LGBTQIA+ reads for teens
by Jan Johnson, Teen Librarian
“Books are sometimes windows, offering views of worlds that may be real or imagined, familiar or strange. These windows are also sliding glass doors, and readers have only to walk through in imagination to become part of whatever world has been created and recreated by the author. When lighting conditions are just right, however, a window can also be a mirror. Literature transforms human experience and reflects it back to us, and in that reflection, we can see our own lives and experiences as part of the larger human experience. Reading, then, becomes a means of self-affirmation, and readers often seek their mirrors in books.” This is a famous quote by Rudine Bishop Simms that she wrote back in 1990 when she noted the need for more diverse books in children’s literature.
When we step into the world of a good book, not only do we get to immerse our self in the story, but we get to step into the shoes of the characters as they journey through their adventure. We learn empathy for their plight, and we can share in their triumphs. When the only books we are exposed to tell stories where no one looks, acts, or feels like you do, that can feel pretty lonely.
For teens, this is especially important. When we’re learning who we are and what we want to do with the rest of our lives, it’s indispensable to have stories that relate to your experiences. Reading is a safe space to find characters who you can relate to, find answers to questions about your identity, and reading also gives us space to make you think. There may be questions you have that you’re not ready to talk about, or experiences that you think are yours and yours alone. You can read a story about a life path that you might not have thought possible. Of course, it doesn’t always have to be about a similar experience. Just reading about someone who identifies like you do can be reassuring and empowering.
We have a wonderfully diverse young adult collection that is full of characters and stories for every reader. The following is but a small selection of the titles we have that focus on LGBTQIA+ characters. Whether you want to glimpse through the window of someone from the queer community to gain more understanding and empathy, or if you are looking for characters and stories that mirror your own identity, check out these titles and so much more in our young adult collection.
In “The Girl from the Sea” by Molly Knox Ostertag, fifteen-year-old Morgan has a secret: she can’t wait to escape the perfect little island where she lives. She’s desperate to finish high school and escape her sad divorced mom, her volatile little brother, and worst of all, her great group of friends…who don’t understand Morgan at all. Because really, Morgan’s biggest secret is that she has a lot of secrets, including the one about wanting to kiss another girl.
In Jake Maia Arlow’s unabashedly queer middle grade debut, “Almost Flying,” a week-long amusement park road trip becomes a true roller coaster of emotion when Dalia realizes she has more-than-friend feelings for her Raia, the new girl on the swim team.

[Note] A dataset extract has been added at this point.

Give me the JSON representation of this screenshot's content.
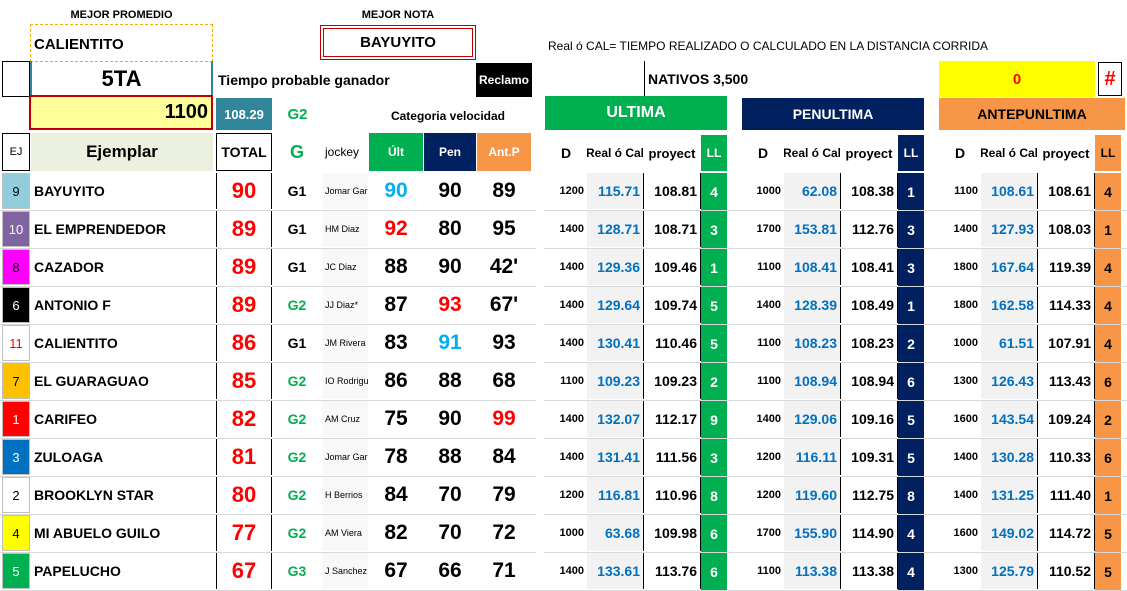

In “All That’s Left in the World” by Erik J. Brown, a deadly pathogen has killed off most of the world’s population, including everyone that Andrew and Jamie have ever loved. The road ahead of them is long, and to survive, they’ll have to shed their secrets, face the consequences of their actions, and find the courage to fight for the future they desire, together. Only one thing feels certain: all that’s left in their world is the undeniable pull they have toward each other.
“Felix Ever After” by Kacen Callender is a revelatory novel about a transgender teen grappling with identity and self-discovery while falling in love for the first time.
In Keito Gaku’s “Boys Run the Riot” manga series, a transgender teen named Ryo finds an escape from the expectations and anxieties of his daily life in the world of street fashion.
Our collection of nonfiction books is also extensive with titles like: “The New Queer Conscience” by Adam Eli; “Out! How to Be Your Authentic Self” by Miles McKenna; “Gender Explorers” by Juno Roche; and “The Pride Guide” by Jo Langford.
Manhattan Public Library is affirming and welcoming to all members of our community. If you would like more “windows and mirrors” titles, check www.mhklibrary.org.